▶ [Problem to work on] Search term "JSON": copy each line of the data containing it.

Source data
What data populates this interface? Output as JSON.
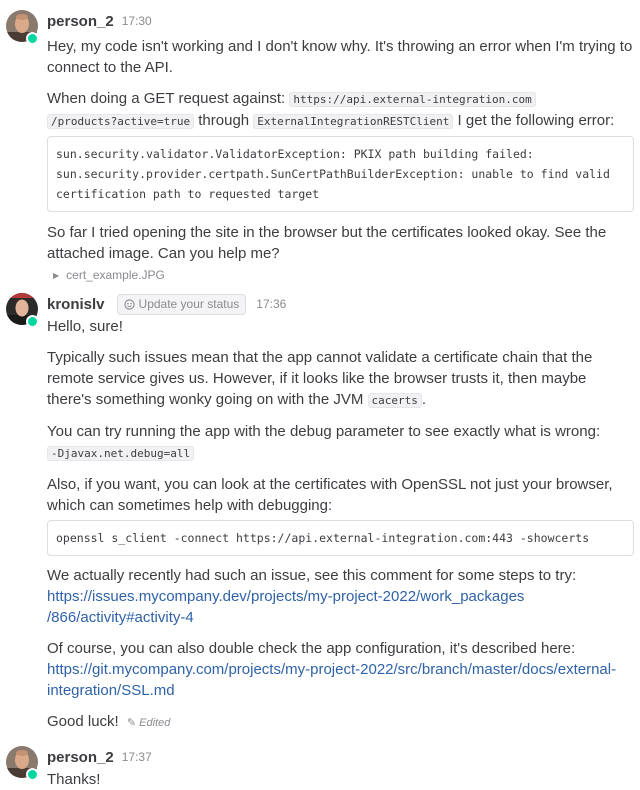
{
  "posts": [
    {
      "user": "person_2",
      "time": "17:30",
      "p1": "Hey, my code isn't working and I don't know why. It's throwing an error when I'm trying to connect to the API.",
      "p2_prefix": "When doing a GET request against:",
      "url_part1": "https://api.external-integration.com",
      "url_part2": "/products?active=true",
      "through": "through",
      "client": "ExternalIntegrationRESTClient",
      "p2_suffix": "I get the following error:",
      "error_code": "sun.security.validator.ValidatorException: PKIX path building failed:\nsun.security.provider.certpath.SunCertPathBuilderException: unable to find valid\ncertification path to requested target",
      "p3": "So far I tried opening the site in the browser but the certificates looked okay. See the attached image. Can you help me?",
      "attachment": "cert_example.JPG"
    },
    {
      "user": "kronislv",
      "status_button": "Update your status",
      "time": "17:36",
      "p1": "Hello, sure!",
      "p2": "Typically such issues mean that the app cannot validate a certificate chain that the remote service gives us. However, if it looks like the browser trusts it, then maybe there's something wonky going on with the JVM",
      "p2_code": "cacerts",
      "p2_end": ".",
      "p3": "You can try running the app with the debug parameter to see exactly what is wrong:",
      "p3_code": "-Djavax.net.debug=all",
      "p4": "Also, if you want, you can look at the certificates with OpenSSL not just your browser, which can sometimes help with debugging:",
      "openssl_code": "openssl s_client -connect https://api.external-integration.com:443 -showcerts",
      "p5": "We actually recently had such an issue, see this comment for some steps to try:",
      "link1_a": "https://issues.mycompany.dev/projects/my-project-2022/work_packages",
      "link1_b": "/866/activity#activity-4",
      "p6": "Of course, you can also double check the app configuration, it's described here:",
      "link2_a": "https://git.mycompany.com/projects/my-project-2022/src/branch/master/docs/external-",
      "link2_b": "integration/SSL.md",
      "p7": "Good luck!",
      "edited": "Edited"
    },
    {
      "user": "person_2",
      "time": "17:37",
      "p1": "Thanks!"
    }
  ],
  "colors": {
    "link": "#2f62a8",
    "status_online": "#06d6a0",
    "text": "#3d3c40",
    "muted": "#8b8b90"
  }
}
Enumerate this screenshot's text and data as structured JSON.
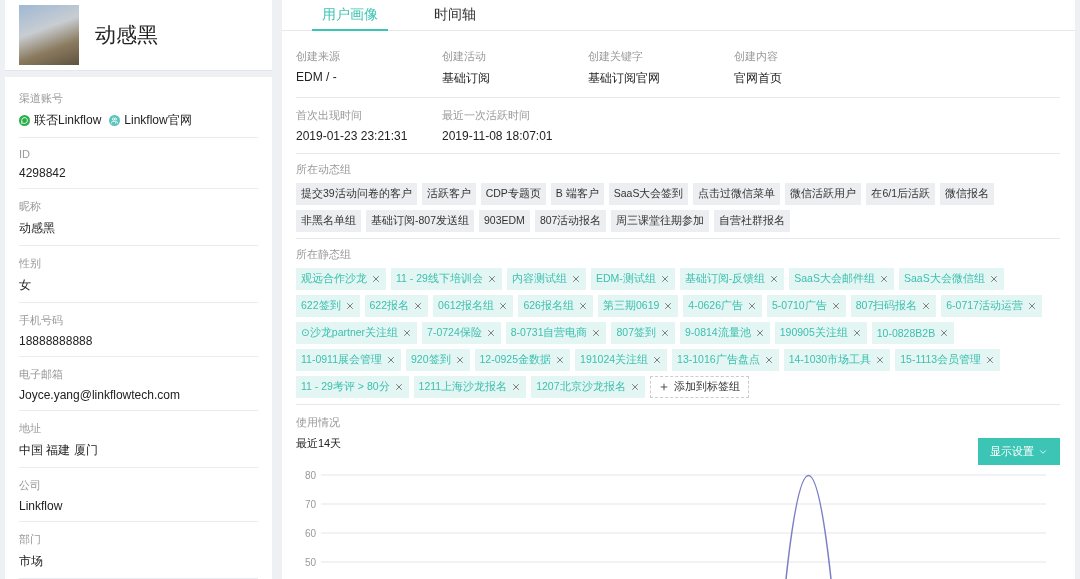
{
  "profile": {
    "name": "动感黑"
  },
  "fields": [
    {
      "kind": "channels",
      "label": "渠道账号",
      "channels": [
        {
          "kind": "chat",
          "name": "联否Linkflow"
        },
        {
          "kind": "people",
          "name": "Linkflow官网"
        }
      ]
    },
    {
      "kind": "text",
      "label": "ID",
      "value": "4298842"
    },
    {
      "kind": "text",
      "label": "昵称",
      "value": "动感黑"
    },
    {
      "kind": "text",
      "label": "性别",
      "value": "女"
    },
    {
      "kind": "text",
      "label": "手机号码",
      "value": "18888888888"
    },
    {
      "kind": "text",
      "label": "电子邮箱",
      "value": "Joyce.yang@linkflowtech.com"
    },
    {
      "kind": "text",
      "label": "地址",
      "value": "中国 福建 厦门"
    },
    {
      "kind": "text",
      "label": "公司",
      "value": "Linkflow"
    },
    {
      "kind": "text",
      "label": "部门",
      "value": "市场"
    }
  ],
  "tabs": [
    {
      "label": "用户画像",
      "selected": true
    },
    {
      "label": "时间轴",
      "selected": false
    }
  ],
  "info_rows": [
    [
      {
        "label": "创建来源",
        "value": "EDM / -"
      },
      {
        "label": "创建活动",
        "value": "基础订阅"
      },
      {
        "label": "创建关键字",
        "value": "基础订阅官网"
      },
      {
        "label": "创建内容",
        "value": "官网首页"
      }
    ],
    [
      {
        "label": "首次出现时间",
        "value": "2019-01-23 23:21:31"
      },
      {
        "label": "最近一次活跃时间",
        "value": "2019-11-08 18:07:01"
      }
    ]
  ],
  "dynamic_groups": {
    "title": "所在动态组",
    "tags": [
      "提交39活动问卷的客户",
      "活跃客户",
      "CDP专题页",
      "B 端客户",
      "SaaS大会签到",
      "点击过微信菜单",
      "微信活跃用户",
      "在6/1后活跃",
      "微信报名",
      "非黑名单组",
      "基础订阅-807发送组",
      "903EDM",
      "807活动报名",
      "周三课堂往期参加",
      "自营社群报名"
    ]
  },
  "static_groups": {
    "title": "所在静态组",
    "tags": [
      "观远合作沙龙",
      "11 - 29线下培训会",
      "内容测试组",
      "EDM-测试组",
      "基础订阅-反馈组",
      "SaaS大会邮件组",
      "SaaS大会微信组",
      "622签到",
      "622报名",
      "0612报名组",
      "626报名组",
      "第三期0619",
      "4-0626广告",
      "5-0710广告",
      "807扫码报名",
      "6-0717活动运营",
      "⊙沙龙partner关注组",
      "7-0724保险",
      "8-0731自营电商",
      "807签到",
      "9-0814流量池",
      "190905关注组",
      "10-0828B2B",
      "11-0911展会管理",
      "920签到",
      "12-0925金数据",
      "191024关注组",
      "13-1016广告盘点",
      "14-1030市场工具",
      "15-1113会员管理",
      "11 - 29考评 > 80分",
      "1211上海沙龙报名",
      "1207北京沙龙报名"
    ],
    "add_label": "添加到标签组"
  },
  "usage": {
    "title": "使用情况",
    "period": "最近14天",
    "settings_button": "显示设置",
    "y_ticks": [
      "80",
      "70",
      "60",
      "50"
    ]
  }
}
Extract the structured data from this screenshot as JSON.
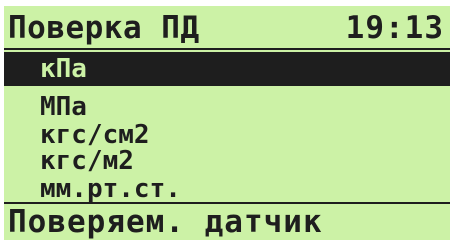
{
  "header": {
    "title": "Поверка ПД",
    "time": "19:13"
  },
  "menu": {
    "items": [
      {
        "label": "кПа",
        "selected": true
      },
      {
        "label": "МПа",
        "selected": false
      },
      {
        "label": "кгс/см2",
        "selected": false
      },
      {
        "label": "кгс/м2",
        "selected": false
      },
      {
        "label": "мм.рт.ст.",
        "selected": false
      }
    ]
  },
  "status": {
    "text": "Поверяем. датчик"
  },
  "colors": {
    "lcd_background": "#ccf2a6",
    "lcd_foreground": "#1e1e1e"
  }
}
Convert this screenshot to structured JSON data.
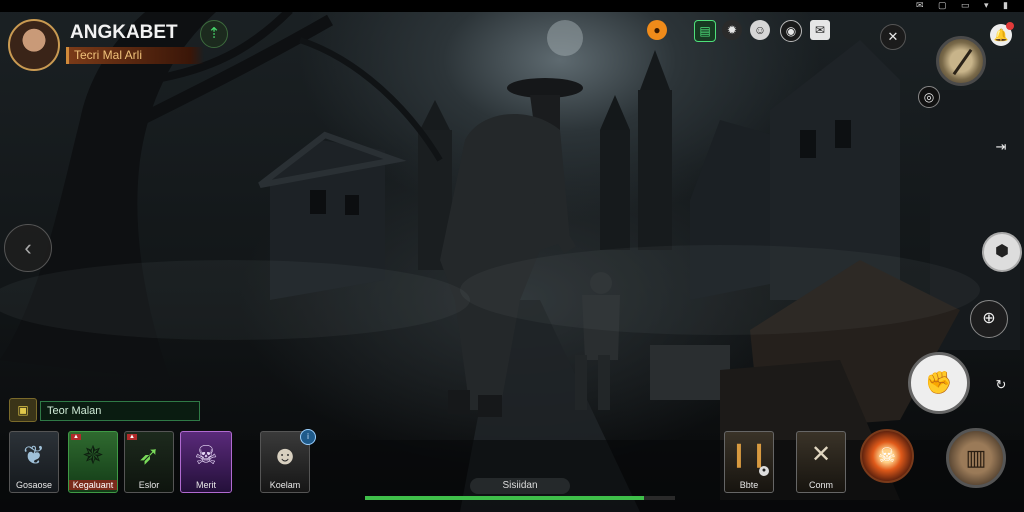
{
  "status_bar": {
    "icons": [
      "notification-icon",
      "photo-icon",
      "screen-icon",
      "wifi-icon",
      "battery-icon"
    ]
  },
  "player": {
    "name": "ANGKABET",
    "subtitle": "Tecri Mal Arli"
  },
  "tag": {
    "label": "Teor Malan"
  },
  "skills": [
    {
      "label": "Gosaose",
      "icon": "feather-icon"
    },
    {
      "label": "Kegaluant",
      "icon": "beast-icon",
      "badge": "▲"
    },
    {
      "label": "Eslor",
      "icon": "arrows-icon",
      "badge": "▲"
    },
    {
      "label": "Merit",
      "icon": "skull-mask-icon"
    },
    {
      "label": "Koelam",
      "icon": "clown-icon"
    }
  ],
  "center_label": "Sisiidan",
  "xp_progress": 0.9,
  "items": [
    {
      "label": "Bbte",
      "icon": "ammo-icon"
    },
    {
      "label": "Conm",
      "icon": "crossed-tools-icon"
    }
  ],
  "colors": {
    "accent_green": "#3fbf4a",
    "accent_orange": "#f08b1a",
    "badge_red": "#b12a2a"
  }
}
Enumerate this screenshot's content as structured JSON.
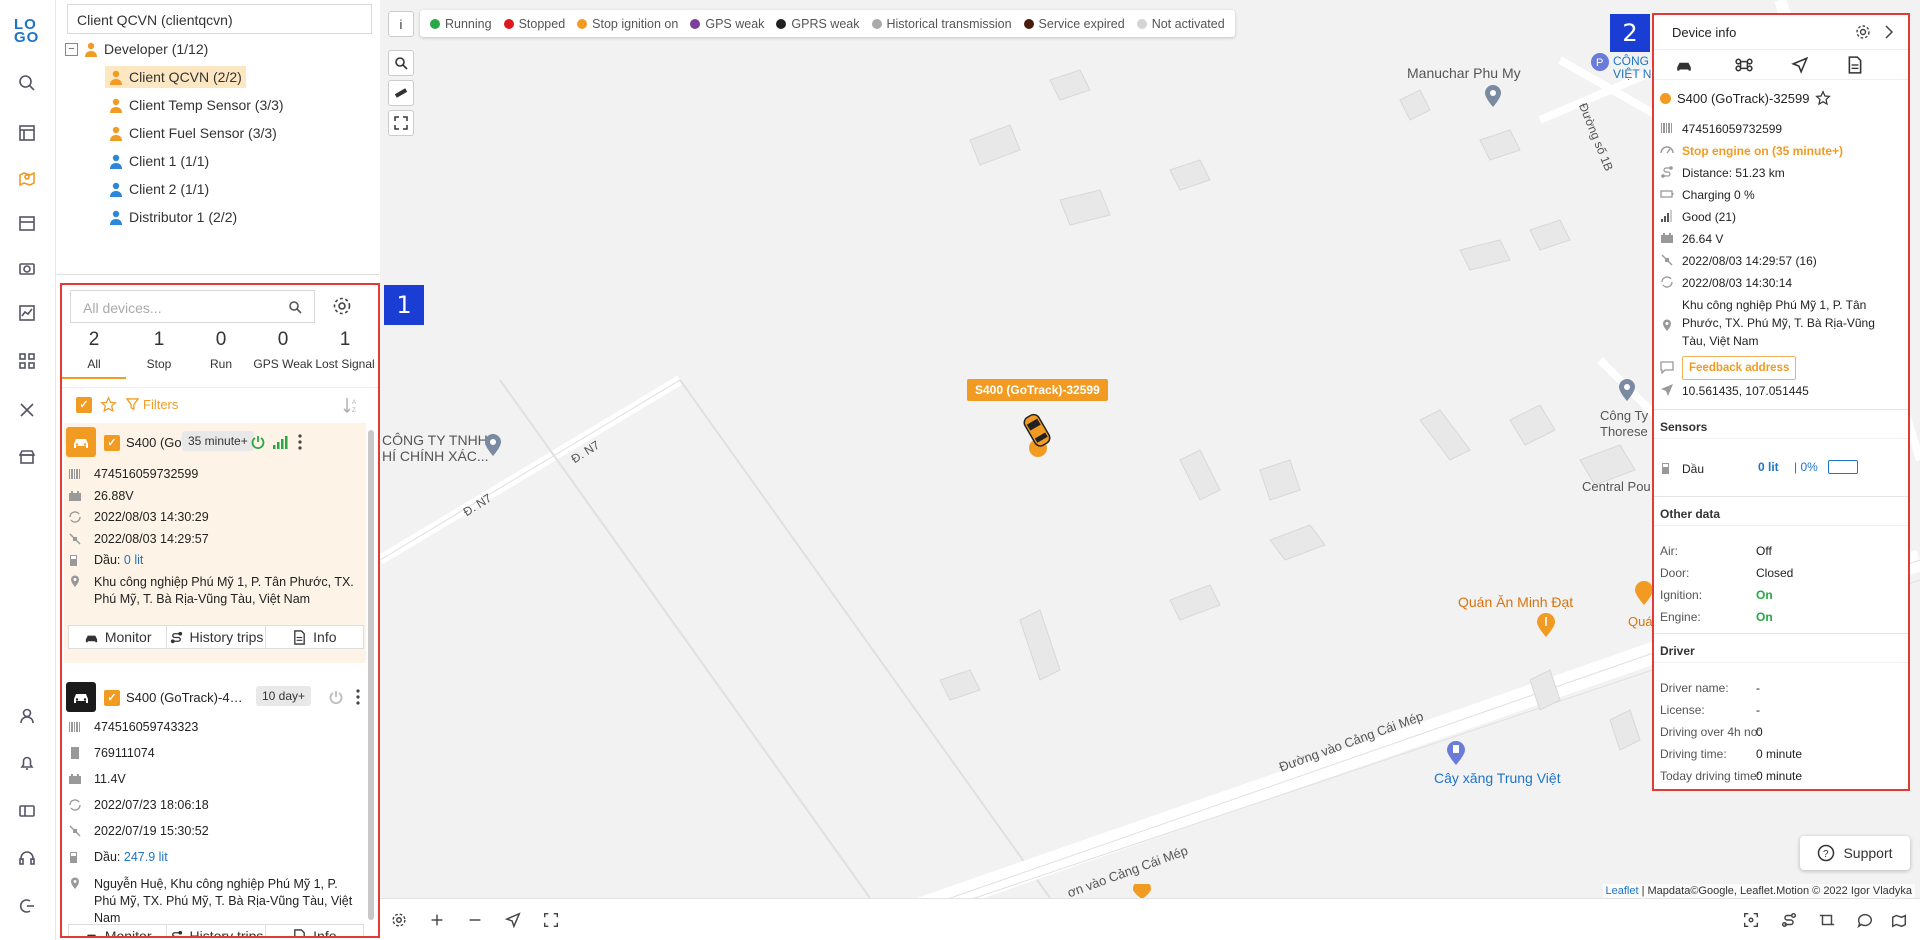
{
  "nav": {
    "logo_l1": "LO",
    "logo_l2": "GO"
  },
  "tree": {
    "client_selector": "Client QCVN (clientqcvn)",
    "toggle": "−",
    "nodes": [
      {
        "label": "Developer (1/12)"
      },
      {
        "label": "Client QCVN (2/2)"
      },
      {
        "label": "Client Temp Sensor (3/3)"
      },
      {
        "label": "Client Fuel Sensor (3/3)"
      },
      {
        "label": "Client 1 (1/1)"
      },
      {
        "label": "Client 2 (1/1)"
      },
      {
        "label": "Distributor 1 (2/2)"
      }
    ]
  },
  "devices_panel": {
    "search_placeholder": "All devices...",
    "counts": [
      {
        "n": "2",
        "label": "All"
      },
      {
        "n": "1",
        "label": "Stop"
      },
      {
        "n": "0",
        "label": "Run"
      },
      {
        "n": "0",
        "label": "GPS Weak"
      },
      {
        "n": "1",
        "label": "Lost Signal"
      }
    ],
    "filters_label": "Filters",
    "devices": [
      {
        "name": "S400 (GoT...",
        "badge": "35 minute+",
        "imei": "474516059732599",
        "voltage": "26.88V",
        "time1": "2022/08/03 14:30:29",
        "time2": "2022/08/03 14:29:57",
        "fuel_label": "Dầu:",
        "fuel_value": "0 lit",
        "address": "Khu công nghiệp Phú Mỹ 1, P. Tân Phước, TX. Phú Mỹ, T. Bà Rịa-Vũng Tàu, Việt Nam"
      },
      {
        "name": "S400 (GoTrack)-43...",
        "badge": "10 day+",
        "imei": "474516059743323",
        "phone": "769111074",
        "voltage": "11.4V",
        "time1": "2022/07/23 18:06:18",
        "time2": "2022/07/19 15:30:52",
        "fuel_label": "Dầu:",
        "fuel_value": "247.9 lit",
        "address": "Nguyễn Huệ, Khu công nghiệp Phú Mỹ 1, P. Phú Mỹ, TX. Phú Mỹ, T. Bà Rịa-Vũng Tàu, Việt Nam"
      }
    ],
    "actions": {
      "monitor": "Monitor",
      "history": "History trips",
      "info": "Info"
    }
  },
  "legend": [
    {
      "label": "Running",
      "color": "#28a745"
    },
    {
      "label": "Stopped",
      "color": "#e0171e"
    },
    {
      "label": "Stop ignition on",
      "color": "#f29b22"
    },
    {
      "label": "GPS weak",
      "color": "#7a3f9a"
    },
    {
      "label": "GPRS weak",
      "color": "#222222"
    },
    {
      "label": "Historical transmission",
      "color": "#aaaaaa"
    },
    {
      "label": "Service expired",
      "color": "#4a1a0a"
    },
    {
      "label": "Not activated",
      "color": "#d4d4d4"
    }
  ],
  "map": {
    "info_btn": "i",
    "vehicle_label": "S400 (GoTrack)-32599",
    "pois": {
      "manuchar": "Manuchar Phu My",
      "cong_ty_tnhh": "CÔNG TY TNHH",
      "hi_chinh": "HÍ CHÍNH XÁC...",
      "d_n7_a": "Đ. N7",
      "d_n7_b": "Đ. N7",
      "duong_so": "Đường số 1B",
      "quan_an": "Quán Ăn Minh Đạt",
      "cay_xang": "Cây xăng Trung Việt",
      "duong_vao_1": "Đường vào Cảng Cái Mép",
      "duong_vao_2": "ơn vào Cảng Cái Mép",
      "cong_ty_r": "Công Ty",
      "thores": "Thorese",
      "central": "Central Pou",
      "cong_top": "CÔNG",
      "viet_n": "VIỆT N",
      "qua": "Quá"
    },
    "attribution_leaflet": "Leaflet",
    "attribution_rest": "| Mapdata©Google, Leaflet.Motion © 2022 Igor Vladyka",
    "support_label": "Support"
  },
  "device_info": {
    "title": "Device info",
    "name": "S400 (GoTrack)-32599",
    "rows": {
      "imei": "474516059732599",
      "status": "Stop engine on  (35 minute+)",
      "distance": "Distance: 51.23 km",
      "charging": "Charging 0 %",
      "signal": "Good (21)",
      "voltage": "26.64 V",
      "gps_time": "2022/08/03 14:29:57 (16)",
      "update_time": "2022/08/03 14:30:14",
      "address": "Khu công nghiệp Phú Mỹ 1, P. Tân Phước, TX. Phú Mỹ, T. Bà Rịa-Vũng Tàu, Việt Nam",
      "feedback": "Feedback address",
      "coords": "10.561435, 107.051445"
    },
    "sensors_title": "Sensors",
    "sensor": {
      "name": "Dầu",
      "value": "0 lit",
      "percent": "| 0%"
    },
    "other_title": "Other data",
    "other": [
      {
        "k": "Air:",
        "v": "Off"
      },
      {
        "k": "Door:",
        "v": "Closed"
      },
      {
        "k": "Ignition:",
        "v": "On"
      },
      {
        "k": "Engine:",
        "v": "On"
      }
    ],
    "driver_title": "Driver",
    "driver": [
      {
        "k": "Driver name:",
        "v": "-"
      },
      {
        "k": "License:",
        "v": "-"
      },
      {
        "k": "Driving over 4h no:",
        "v": "0"
      },
      {
        "k": "Driving time:",
        "v": "0 minute"
      },
      {
        "k": "Today driving time:",
        "v": "0 minute"
      }
    ]
  },
  "annotations": {
    "tag1": "1",
    "tag2": "2"
  }
}
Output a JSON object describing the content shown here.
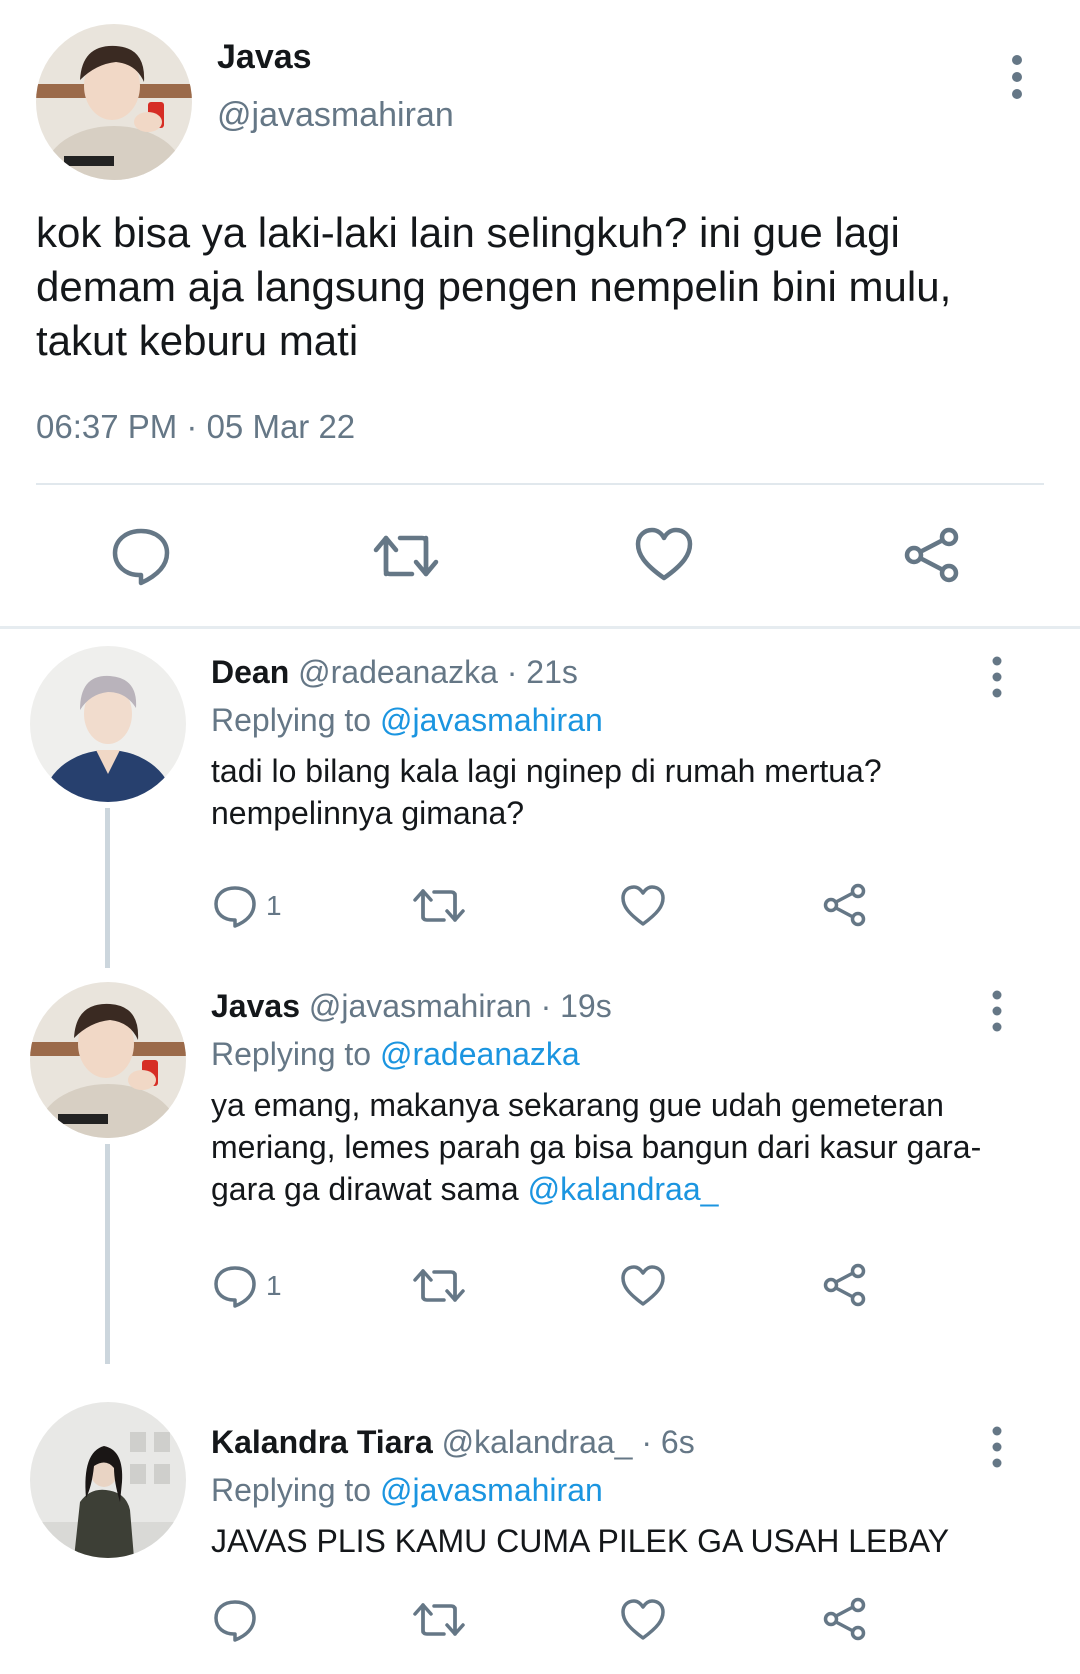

▶ [Task answer]
What data populates this interface? Output as JSON.
Enumerate this screenshot's text and data as structured JSON.
Extract the structured data from this screenshot as JSON.
Convert this screenshot to structured JSON data.
Enumerate this screenshot's content as structured JSON.
Output a JSON object describing the content shown here.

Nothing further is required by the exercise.